**WORK REQUEST:** Only the lines that include "journal" should be copied from the data below.

** TASK INPUT follows **

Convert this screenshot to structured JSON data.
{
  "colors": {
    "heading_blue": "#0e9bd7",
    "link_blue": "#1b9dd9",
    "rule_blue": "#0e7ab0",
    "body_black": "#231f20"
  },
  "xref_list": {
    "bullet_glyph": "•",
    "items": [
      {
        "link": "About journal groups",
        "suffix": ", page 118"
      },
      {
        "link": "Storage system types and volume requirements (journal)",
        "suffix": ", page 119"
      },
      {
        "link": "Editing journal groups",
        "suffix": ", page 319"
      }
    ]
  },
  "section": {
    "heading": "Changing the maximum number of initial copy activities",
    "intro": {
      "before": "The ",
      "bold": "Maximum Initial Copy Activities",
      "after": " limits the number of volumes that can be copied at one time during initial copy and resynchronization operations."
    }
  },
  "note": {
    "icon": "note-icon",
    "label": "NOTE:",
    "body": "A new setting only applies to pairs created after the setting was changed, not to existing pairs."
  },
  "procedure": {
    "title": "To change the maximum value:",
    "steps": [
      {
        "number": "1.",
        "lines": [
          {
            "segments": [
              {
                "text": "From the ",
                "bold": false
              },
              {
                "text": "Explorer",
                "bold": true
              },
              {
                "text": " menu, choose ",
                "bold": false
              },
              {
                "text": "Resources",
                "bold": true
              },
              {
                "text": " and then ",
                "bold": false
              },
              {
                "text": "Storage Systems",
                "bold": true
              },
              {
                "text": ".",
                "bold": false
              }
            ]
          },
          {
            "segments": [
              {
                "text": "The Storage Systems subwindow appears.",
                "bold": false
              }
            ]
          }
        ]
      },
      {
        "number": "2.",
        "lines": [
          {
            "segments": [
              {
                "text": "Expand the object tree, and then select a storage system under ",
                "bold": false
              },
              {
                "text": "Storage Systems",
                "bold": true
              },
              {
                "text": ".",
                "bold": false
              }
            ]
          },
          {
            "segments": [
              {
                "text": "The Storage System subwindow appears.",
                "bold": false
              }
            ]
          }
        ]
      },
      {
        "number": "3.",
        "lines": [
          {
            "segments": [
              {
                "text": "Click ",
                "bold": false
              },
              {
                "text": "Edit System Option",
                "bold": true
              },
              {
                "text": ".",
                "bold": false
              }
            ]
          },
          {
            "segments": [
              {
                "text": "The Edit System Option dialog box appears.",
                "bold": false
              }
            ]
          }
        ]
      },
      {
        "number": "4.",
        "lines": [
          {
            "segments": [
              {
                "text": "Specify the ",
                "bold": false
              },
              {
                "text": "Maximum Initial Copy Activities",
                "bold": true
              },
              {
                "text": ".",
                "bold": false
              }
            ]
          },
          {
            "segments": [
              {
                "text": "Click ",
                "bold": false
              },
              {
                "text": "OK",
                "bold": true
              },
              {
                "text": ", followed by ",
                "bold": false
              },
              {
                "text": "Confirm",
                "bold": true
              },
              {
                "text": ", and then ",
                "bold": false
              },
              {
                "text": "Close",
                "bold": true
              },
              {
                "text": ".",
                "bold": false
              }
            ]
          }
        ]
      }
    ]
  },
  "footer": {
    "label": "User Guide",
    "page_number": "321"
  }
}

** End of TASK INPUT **

**OUTPUT OF THE TASK:**
        "link": "About journal groups",
        "link": "Storage system types and volume requirements (journal)",
        "link": "Editing journal groups",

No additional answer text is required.